It has been reported that Colorado school shooter Karl Pierson (Friday Dec 13, 2013) had been infatuated with the Anarchist Cookbook by William Powell.
Naturally, this has renewed the fervor of those who wish to do away with the 42-year-old book containing recipes for making homemade bombs and illicit drugs.
Powell has gone on the record saying that his Cookbook should not be printed or sold anymore. He claims that it was the “misguided product of my adolescent anger”, but the current owner of the book’s copyright refuses to stop printing it. (Powell never owned the rights to the book)
I understand his reaction, although I don’t agree with it – I cannot imagine a book as the sole cause of people carrying out horrific acts any more than I blame art, movies video games or music.
Mark David Chapman (the man who assassinated John Lennon) and John Hinckley Jr. (the man who attempted to assassinate President Ronald Reagan) were both said to have been big fans of J. D. Salinger’s The Catcher in the Rye.
It’s no surprise that many people called for that book to be banned as well. In fact, many high schools refuse to teach it and it has become one of the most censored books in high school libraries.
Once again, I understand the emotional response, but I refuse to believe that taking a book out of circulation will eliminate, or even reduce violent acts.
I admit, ashamedly, that I’ve never read Catcher, so I can’t say, from personal experience, that it is capable of inciting a person to violence, but I can say this… it sells around 250,000 copies per year, and has sold more than 65 million copies since it was first published.
That’s a lot of books…and only a handful of them have been directly associated with violent crimes.
The math doesn’t work for me.
Similarly, The Anarchist Cookbook has sold over 2 million copies. How many bombers and assassins have been linked to it?
Again, we seem to have a mathematical anomaly.
Out of curiosity, I purchased a copy of The Anarchist Cookbook. I wanted to see what all the hoo-ha was about.
I was rather disappointed.
The first half of the book is a bunch of self-righteous, adolescent rambling which basically amounts to don’t let the man keep you down and the second half is a bunch of crude, (at best) free-hand drawings of how to make drugs, bombs & boobie-traps along with some more horrible sketches and brief background information about guns. There is also a little bit about hand-to-hand combat – again, accompanied by the worst sketches imaginable.
To be honest…there is not one single thing in the book that a curious 12-year-old can’t find on the internet.
For that matter, there is so much more information available at a child’s fingertips today that the Anarchist Cookbook wouldn’t even make up a tiny fraction of it all.
Why aren’t people calling for the banning of the internet?
As always – thank you for reading

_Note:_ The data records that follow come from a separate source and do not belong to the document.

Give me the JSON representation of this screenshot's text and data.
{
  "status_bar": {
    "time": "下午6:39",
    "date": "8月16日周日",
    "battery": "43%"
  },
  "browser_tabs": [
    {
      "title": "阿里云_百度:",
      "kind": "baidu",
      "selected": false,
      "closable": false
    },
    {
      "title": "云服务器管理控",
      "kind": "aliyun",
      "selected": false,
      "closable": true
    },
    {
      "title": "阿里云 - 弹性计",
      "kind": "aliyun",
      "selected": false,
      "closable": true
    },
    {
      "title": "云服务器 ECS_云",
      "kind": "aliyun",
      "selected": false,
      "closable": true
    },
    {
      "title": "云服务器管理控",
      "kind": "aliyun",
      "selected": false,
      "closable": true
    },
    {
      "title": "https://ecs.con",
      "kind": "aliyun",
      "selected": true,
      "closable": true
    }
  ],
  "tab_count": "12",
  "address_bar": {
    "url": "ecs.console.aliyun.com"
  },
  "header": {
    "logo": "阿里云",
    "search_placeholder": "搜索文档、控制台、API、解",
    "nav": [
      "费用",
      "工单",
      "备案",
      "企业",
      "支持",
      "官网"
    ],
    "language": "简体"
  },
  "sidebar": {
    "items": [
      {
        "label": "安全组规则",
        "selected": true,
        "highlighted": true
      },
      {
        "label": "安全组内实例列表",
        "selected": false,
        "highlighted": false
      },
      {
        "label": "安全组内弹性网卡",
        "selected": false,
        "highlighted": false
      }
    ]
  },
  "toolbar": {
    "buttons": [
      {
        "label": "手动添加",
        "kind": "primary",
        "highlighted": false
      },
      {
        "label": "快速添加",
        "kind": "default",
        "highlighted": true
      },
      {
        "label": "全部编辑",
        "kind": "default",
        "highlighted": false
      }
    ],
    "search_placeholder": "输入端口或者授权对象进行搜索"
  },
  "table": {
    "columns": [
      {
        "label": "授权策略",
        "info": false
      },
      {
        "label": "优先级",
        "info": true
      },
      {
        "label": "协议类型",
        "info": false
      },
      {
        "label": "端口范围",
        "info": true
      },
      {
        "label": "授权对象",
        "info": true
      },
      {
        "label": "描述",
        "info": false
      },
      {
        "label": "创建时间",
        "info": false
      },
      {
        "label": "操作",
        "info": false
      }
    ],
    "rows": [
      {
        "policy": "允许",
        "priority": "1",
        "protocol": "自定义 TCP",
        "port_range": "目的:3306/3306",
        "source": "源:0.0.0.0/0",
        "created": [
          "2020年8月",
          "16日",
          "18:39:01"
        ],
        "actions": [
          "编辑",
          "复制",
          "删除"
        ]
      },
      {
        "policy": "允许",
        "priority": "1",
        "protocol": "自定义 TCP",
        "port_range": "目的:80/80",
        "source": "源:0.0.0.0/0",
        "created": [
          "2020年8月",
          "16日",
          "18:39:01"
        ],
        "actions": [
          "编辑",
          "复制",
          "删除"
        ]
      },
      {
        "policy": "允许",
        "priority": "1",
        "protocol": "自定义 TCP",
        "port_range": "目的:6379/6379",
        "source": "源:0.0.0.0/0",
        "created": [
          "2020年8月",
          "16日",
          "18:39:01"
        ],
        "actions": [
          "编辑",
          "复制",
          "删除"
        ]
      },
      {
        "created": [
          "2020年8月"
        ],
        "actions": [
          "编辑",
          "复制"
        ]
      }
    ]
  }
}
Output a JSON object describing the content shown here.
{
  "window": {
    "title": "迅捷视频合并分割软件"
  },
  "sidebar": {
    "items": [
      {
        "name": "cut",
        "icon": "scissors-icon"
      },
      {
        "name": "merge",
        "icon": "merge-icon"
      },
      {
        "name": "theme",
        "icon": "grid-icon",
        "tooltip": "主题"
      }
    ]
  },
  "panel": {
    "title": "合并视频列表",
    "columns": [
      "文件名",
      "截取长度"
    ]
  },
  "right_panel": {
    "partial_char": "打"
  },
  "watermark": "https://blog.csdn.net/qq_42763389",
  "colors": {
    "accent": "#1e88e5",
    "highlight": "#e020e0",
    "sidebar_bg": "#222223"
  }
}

4 responses to “Banning Books is NEVER the Answer”
So, so true, Tim! If children (and adults) were taught “how” to read – and by that, I mean taught how to understand what they read in a critical way – there would be no reason for some people to think that they must ban any books at all.